More significant were reports in January 2013 that Mayer was consistently late for meetings – a bad habit that subordinates felt indicated a lack of respect for their time. In February 2013, the CEO barred the company’s 11,500 employees from working from home, angering many employees and reigniting a national debate about the benefits of remote work that left Mayer pegged as unempathetic, unfeminist and unenvironmental. The next month brought a report that Mayer was micromanaging the hiring process, to the detriment of the company’s ability to recruit top talent.

Mayer’s stalled ascension at Google – where she had been demoted laterally to local products in 2010 – started to make more sense.

A shaky strategy

Mayer unveiled a new sort of strategy in early 2014, when she launched a series of digital magazines in an attempt to reposition Yahoo as a media company. Hiring journalistic heavy hitters like Katie Couric and David Pogue gave the announcement a veneer of verisimilitude, but consumers, advertisers, and the stock market remained unconvinced.

By the time Yahoo’s most valuable investment, the Chinese internet company Alibaba, went public in September 2014,

Yahoo was forced to differentiate its own value from Alibaba’s, and was again searching for the answer to the question: “What is Yahoo’s core business?” As she moves forward, Mayer may well be asking the same question of herself.

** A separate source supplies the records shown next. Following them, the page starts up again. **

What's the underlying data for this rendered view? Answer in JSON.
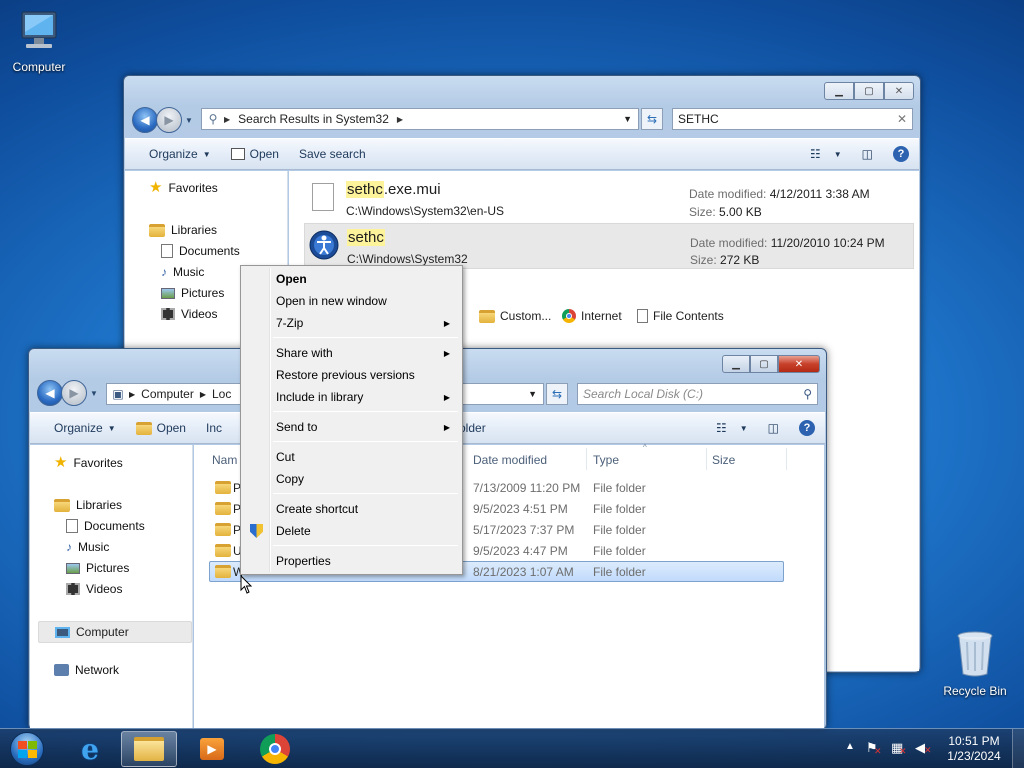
{
  "desktop": {
    "computer_label": "Computer",
    "recycle_label": "Recycle Bin"
  },
  "search_window": {
    "breadcrumb": "Search Results in System32",
    "search_value": "SETHC",
    "toolbar": {
      "organize": "Organize",
      "open": "Open",
      "save_search": "Save search"
    },
    "nav": {
      "favorites": "Favorites",
      "libraries": "Libraries",
      "documents": "Documents",
      "music": "Music",
      "pictures": "Pictures",
      "videos": "Videos"
    },
    "results": [
      {
        "name_highlight": "sethc",
        "name_rest": ".exe.mui",
        "path": "C:\\Windows\\System32\\en-US",
        "date_label": "Date modified:",
        "date": "4/12/2011 3:38 AM",
        "size_label": "Size:",
        "size": "5.00 KB"
      },
      {
        "name_highlight": "sethc",
        "name_rest": "",
        "path": "C:\\Windows\\System32",
        "date_label": "Date modified:",
        "date": "11/20/2010 10:24 PM",
        "size_label": "Size:",
        "size": "272 KB"
      }
    ],
    "search_again": {
      "custom": "Custom...",
      "internet": "Internet",
      "file_contents": "File Contents"
    }
  },
  "disk_window": {
    "breadcrumb_1": "Computer",
    "breadcrumb_2": "Loc",
    "search_placeholder": "Search Local Disk (C:)",
    "toolbar": {
      "organize": "Organize",
      "open": "Open",
      "include": "Inc",
      "new_folder": "ew folder"
    },
    "nav": {
      "favorites": "Favorites",
      "libraries": "Libraries",
      "documents": "Documents",
      "music": "Music",
      "pictures": "Pictures",
      "videos": "Videos",
      "computer": "Computer",
      "network": "Network"
    },
    "columns": {
      "name": "Nam",
      "date": "Date modified",
      "type": "Type",
      "size": "Size"
    },
    "rows": [
      {
        "name": "P",
        "date": "7/13/2009 11:20 PM",
        "type": "File folder"
      },
      {
        "name": "P",
        "date": "9/5/2023 4:51 PM",
        "type": "File folder"
      },
      {
        "name": "P",
        "date": "5/17/2023 7:37 PM",
        "type": "File folder"
      },
      {
        "name": "U",
        "date": "9/5/2023 4:47 PM",
        "type": "File folder"
      },
      {
        "name": "W",
        "date": "8/21/2023 1:07 AM",
        "type": "File folder"
      }
    ]
  },
  "context_menu": {
    "open": "Open",
    "open_new_window": "Open in new window",
    "seven_zip": "7-Zip",
    "share_with": "Share with",
    "restore_prev": "Restore previous versions",
    "include_library": "Include in library",
    "send_to": "Send to",
    "cut": "Cut",
    "copy": "Copy",
    "create_shortcut": "Create shortcut",
    "delete": "Delete",
    "properties": "Properties"
  },
  "taskbar": {
    "time": "10:51 PM",
    "date": "1/23/2024"
  }
}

Powered by Guardian.co.ukThis article was written by Julia Carrie Wong in San Francisco and Sam Thielman in New York, for theguardian.com on Tuesday 26th July 2016 12.00 Europe/Londonguardian.co.uk © Guardian News and Media Limited 2010